I'm beginning to wonder whether modeling age directly is the most informative approach to understanding baseball careers. Specifically, why is AGE a dependent variable in your analysis rather than an INDPENDENT one?

Suppose you set out to model the major league career (ML) as your DEPVAR (CareerMonths--CarMos), and then used Age as a factor in predicting CarMos, along with other predictors including performance indicators, mos. lost to injury, (for pitchers) total batters faced in career, position, teams played for, and some global factors (era played in, league played in, DH rule in place, etc.). It could also take certain "phenotypical" characteristics into account, including handedness, BMI, speed (analogous to the PECOTA model).

I think this approach might be more consistent with how teams make decisions to promote/demote, renew contracts, and so forth. They may take age into consideration as a factor in their decisions, but age is just one of many factors that would thus contribute to the expected CarMos of a player, controlling for performance, injuries, and other Indepvars.

This approach would also lend itself to applying an explicit survival model to careers. And it could even be extended to a multistate model, in which the states of a career begin from the first year a player is drafted or signed, and then changes "states" from unemployed to employed or back again, from minor league to major league or back again, to retired or died. Such multistate modeling is commonly used for certain kinds of changes in work status or health status, for example.
Even you don't use a survival model as such, or aren't interested in a multistate model, you might use some form of regression model specified along these lines -- with the aim of isolating the effect of aging on career length, as well as age at first entry to the major leagues, controlling for performance and other factors:

(1) You could model as your depvar the total number of career person months in the major leagues (TOTMLMOS) as a function of age at first callup, performance, position, phenotypical factors (body type, speed, handedness a la PECOTA), injury, interruptions (due to injury or demotions or war service, etc.), and performance (e.g., using Warp, or perhaps offensive value and defensive value variables separately).

(2) Or you can model expected future major league months (FUTMLMOS), as a function of prior cumulative MLmos, age, performance (cumulative lifetime Warp, as above), injury, and interruptions.

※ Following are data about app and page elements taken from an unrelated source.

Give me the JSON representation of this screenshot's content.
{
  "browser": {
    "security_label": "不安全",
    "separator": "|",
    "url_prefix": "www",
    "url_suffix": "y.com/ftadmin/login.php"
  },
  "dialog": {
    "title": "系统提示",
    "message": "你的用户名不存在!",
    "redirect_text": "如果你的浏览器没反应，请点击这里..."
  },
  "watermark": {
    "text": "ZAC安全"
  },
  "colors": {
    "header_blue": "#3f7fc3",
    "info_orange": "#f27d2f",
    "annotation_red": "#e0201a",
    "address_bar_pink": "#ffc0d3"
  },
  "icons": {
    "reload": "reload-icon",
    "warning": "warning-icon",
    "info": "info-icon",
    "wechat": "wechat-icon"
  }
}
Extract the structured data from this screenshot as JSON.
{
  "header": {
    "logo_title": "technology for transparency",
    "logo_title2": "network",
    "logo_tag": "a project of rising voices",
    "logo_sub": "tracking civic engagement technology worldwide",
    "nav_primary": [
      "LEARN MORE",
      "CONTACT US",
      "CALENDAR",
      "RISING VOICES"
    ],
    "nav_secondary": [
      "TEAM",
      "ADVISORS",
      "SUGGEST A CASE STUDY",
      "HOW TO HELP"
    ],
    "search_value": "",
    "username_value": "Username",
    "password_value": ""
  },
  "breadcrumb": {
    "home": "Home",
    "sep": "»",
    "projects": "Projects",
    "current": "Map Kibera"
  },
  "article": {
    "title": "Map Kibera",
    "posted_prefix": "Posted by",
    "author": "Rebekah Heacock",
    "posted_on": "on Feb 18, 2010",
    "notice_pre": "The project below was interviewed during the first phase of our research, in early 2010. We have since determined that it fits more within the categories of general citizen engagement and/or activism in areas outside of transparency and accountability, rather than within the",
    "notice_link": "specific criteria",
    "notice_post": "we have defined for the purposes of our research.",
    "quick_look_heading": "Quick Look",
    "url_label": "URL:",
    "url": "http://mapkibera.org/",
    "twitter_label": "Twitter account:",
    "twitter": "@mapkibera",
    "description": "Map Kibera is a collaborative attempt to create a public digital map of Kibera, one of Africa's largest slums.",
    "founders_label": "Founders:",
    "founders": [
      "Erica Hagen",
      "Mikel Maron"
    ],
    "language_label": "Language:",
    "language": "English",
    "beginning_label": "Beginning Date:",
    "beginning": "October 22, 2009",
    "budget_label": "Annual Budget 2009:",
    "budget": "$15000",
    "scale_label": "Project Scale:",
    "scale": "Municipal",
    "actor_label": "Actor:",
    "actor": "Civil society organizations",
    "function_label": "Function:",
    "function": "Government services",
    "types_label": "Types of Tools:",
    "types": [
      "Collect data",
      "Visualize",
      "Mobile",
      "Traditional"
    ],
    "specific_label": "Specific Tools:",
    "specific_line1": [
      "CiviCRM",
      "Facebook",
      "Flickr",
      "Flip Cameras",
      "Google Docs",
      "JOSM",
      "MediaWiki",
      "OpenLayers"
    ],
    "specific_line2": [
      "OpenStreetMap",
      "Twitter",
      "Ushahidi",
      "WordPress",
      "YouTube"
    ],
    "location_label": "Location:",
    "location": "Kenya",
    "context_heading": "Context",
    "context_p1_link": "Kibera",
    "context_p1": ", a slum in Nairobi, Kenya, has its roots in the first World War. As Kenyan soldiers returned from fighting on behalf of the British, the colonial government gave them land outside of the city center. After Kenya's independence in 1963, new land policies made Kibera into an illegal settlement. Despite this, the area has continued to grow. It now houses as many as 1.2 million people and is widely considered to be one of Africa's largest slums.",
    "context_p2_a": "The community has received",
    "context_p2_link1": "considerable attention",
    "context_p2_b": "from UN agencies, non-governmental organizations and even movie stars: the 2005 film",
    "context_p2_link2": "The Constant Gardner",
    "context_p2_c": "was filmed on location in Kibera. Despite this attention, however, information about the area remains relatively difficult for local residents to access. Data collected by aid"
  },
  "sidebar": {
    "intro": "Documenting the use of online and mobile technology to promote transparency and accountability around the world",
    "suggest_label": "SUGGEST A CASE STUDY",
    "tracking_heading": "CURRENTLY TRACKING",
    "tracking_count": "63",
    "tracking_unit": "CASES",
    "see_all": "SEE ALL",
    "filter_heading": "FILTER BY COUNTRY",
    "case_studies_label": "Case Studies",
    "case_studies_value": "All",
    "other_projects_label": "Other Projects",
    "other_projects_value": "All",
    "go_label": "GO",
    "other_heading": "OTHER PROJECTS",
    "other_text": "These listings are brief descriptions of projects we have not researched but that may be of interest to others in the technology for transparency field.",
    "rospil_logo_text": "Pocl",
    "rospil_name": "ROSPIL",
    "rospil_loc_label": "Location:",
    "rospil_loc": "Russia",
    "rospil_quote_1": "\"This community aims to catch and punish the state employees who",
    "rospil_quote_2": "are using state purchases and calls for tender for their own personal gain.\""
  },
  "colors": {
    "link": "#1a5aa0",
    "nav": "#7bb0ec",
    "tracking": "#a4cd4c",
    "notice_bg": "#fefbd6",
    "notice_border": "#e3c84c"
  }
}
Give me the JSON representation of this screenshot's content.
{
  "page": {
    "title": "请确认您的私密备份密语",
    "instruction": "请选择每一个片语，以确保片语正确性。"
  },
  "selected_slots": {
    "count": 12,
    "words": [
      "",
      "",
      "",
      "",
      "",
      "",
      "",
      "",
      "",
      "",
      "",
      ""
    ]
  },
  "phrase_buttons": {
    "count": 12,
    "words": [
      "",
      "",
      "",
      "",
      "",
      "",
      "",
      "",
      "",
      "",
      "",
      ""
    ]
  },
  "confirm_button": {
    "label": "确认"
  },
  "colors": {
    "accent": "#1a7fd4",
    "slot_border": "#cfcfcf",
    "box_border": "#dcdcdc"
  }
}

The functional forms of the predictors can take various forms, e.g., a nonlinear form for the age variable or you can test for whether there are critical breaks in the effect of age on future MLMOS, controlling for cumulative performance or the previous year’s performance or previous 3 year baseline.
I'm not a huge fan of articles that can't draw to a conclusion. While that's not your fault, maybe that's an indication that with this particular topic, you're chasing the Questing Beast.
I'm not a fan of writing these types of articles either. I like to have a punchline at the end too. If there is a conclusion to be drawn, it's that just because a methodology works in one situation, it might not work in another.
Pizza good work -- I your numbers seem to fall in line with some work I have done. I was more looking for the year that an established starting pitcher is done and I found age 32.